Exercise data START

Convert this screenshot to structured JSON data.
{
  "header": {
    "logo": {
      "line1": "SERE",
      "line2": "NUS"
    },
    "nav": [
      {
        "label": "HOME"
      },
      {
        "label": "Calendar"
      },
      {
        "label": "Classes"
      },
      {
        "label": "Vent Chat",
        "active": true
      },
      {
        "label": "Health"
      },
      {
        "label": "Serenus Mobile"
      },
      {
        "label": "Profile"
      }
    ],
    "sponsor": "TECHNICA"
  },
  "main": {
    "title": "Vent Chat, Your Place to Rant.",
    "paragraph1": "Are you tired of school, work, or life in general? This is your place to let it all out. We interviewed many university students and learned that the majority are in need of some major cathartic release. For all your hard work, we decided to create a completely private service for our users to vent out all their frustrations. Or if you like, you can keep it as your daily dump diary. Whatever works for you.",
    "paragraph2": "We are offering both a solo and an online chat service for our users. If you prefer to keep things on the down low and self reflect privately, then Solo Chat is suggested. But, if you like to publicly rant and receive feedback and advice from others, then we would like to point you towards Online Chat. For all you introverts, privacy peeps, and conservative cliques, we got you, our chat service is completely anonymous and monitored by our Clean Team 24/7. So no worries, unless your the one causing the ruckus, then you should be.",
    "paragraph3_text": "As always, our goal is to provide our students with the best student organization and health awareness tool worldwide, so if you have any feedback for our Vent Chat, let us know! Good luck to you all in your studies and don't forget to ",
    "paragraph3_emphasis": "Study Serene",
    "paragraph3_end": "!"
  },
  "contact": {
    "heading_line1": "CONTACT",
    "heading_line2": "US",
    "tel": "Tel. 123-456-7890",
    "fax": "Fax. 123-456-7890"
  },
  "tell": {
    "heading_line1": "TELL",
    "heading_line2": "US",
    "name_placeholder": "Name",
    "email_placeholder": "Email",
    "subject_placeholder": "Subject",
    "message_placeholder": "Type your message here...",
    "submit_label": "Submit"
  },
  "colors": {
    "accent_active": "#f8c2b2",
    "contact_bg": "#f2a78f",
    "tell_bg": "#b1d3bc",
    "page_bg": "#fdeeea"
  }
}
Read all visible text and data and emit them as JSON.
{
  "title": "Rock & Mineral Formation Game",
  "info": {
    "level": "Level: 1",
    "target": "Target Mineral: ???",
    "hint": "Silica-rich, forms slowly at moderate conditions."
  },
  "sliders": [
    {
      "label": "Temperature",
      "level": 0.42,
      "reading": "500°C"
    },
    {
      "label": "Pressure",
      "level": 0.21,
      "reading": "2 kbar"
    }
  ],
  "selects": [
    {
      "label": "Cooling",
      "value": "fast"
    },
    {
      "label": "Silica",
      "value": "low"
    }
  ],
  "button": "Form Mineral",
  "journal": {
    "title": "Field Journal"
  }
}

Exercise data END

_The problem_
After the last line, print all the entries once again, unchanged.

_Response_
Convert this screenshot to structured JSON data.
{
  "header": {
    "logo": {
      "line1": "SERE",
      "line2": "NUS"
    },
    "nav": [
      {
        "label": "HOME"
      },
      {
        "label": "Calendar"
      },
      {
        "label": "Classes"
      },
      {
        "label": "Vent Chat",
        "active": true
      },
      {
        "label": "Health"
      },
      {
        "label": "Serenus Mobile"
      },
      {
        "label": "Profile"
      }
    ],
    "sponsor": "TECHNICA"
  },
  "main": {
    "title": "Vent Chat, Your Place to Rant.",
    "paragraph1": "Are you tired of school, work, or life in general? This is your place to let it all out. We interviewed many university students and learned that the majority are in need of some major cathartic release. For all your hard work, we decided to create a completely private service for our users to vent out all their frustrations. Or if you like, you can keep it as your daily dump diary. Whatever works for you.",
    "paragraph2": "We are offering both a solo and an online chat service for our users. If you prefer to keep things on the down low and self reflect privately, then Solo Chat is suggested. But, if you like to publicly rant and receive feedback and advice from others, then we would like to point you towards Online Chat. For all you introverts, privacy peeps, and conservative cliques, we got you, our chat service is completely anonymous and monitored by our Clean Team 24/7. So no worries, unless your the one causing the ruckus, then you should be.",
    "paragraph3_text": "As always, our goal is to provide our students with the best student organization and health awareness tool worldwide, so if you have any feedback for our Vent Chat, let us know! Good luck to you all in your studies and don't forget to ",
    "paragraph3_emphasis": "Study Serene",
    "paragraph3_end": "!"
  },
  "contact": {
    "heading_line1": "CONTACT",
    "heading_line2": "US",
    "tel": "Tel. 123-456-7890",
    "fax": "Fax. 123-456-7890"
  },
  "tell": {
    "heading_line1": "TELL",
    "heading_line2": "US",
    "name_placeholder": "Name",
    "email_placeholder": "Email",
    "subject_placeholder": "Subject",
    "message_placeholder": "Type your message here...",
    "submit_label": "Submit"
  },
  "colors": {
    "accent_active": "#f8c2b2",
    "contact_bg": "#f2a78f",
    "tell_bg": "#b1d3bc",
    "page_bg": "#fdeeea"
  }
}
Read all visible text and data and emit them as JSON.
{
  "title": "Rock & Mineral Formation Game",
  "info": {
    "level": "Level: 1",
    "target": "Target Mineral: ???",
    "hint": "Silica-rich, forms slowly at moderate conditions."
  },
  "sliders": [
    {
      "label": "Temperature",
      "level": 0.42,
      "reading": "500°C"
    },
    {
      "label": "Pressure",
      "level": 0.21,
      "reading": "2 kbar"
    }
  ],
  "selects": [
    {
      "label": "Cooling",
      "value": "fast"
    },
    {
      "label": "Silica",
      "value": "low"
    }
  ],
  "button": "Form Mineral",
  "journal": {
    "title": "Field Journal"
  }
}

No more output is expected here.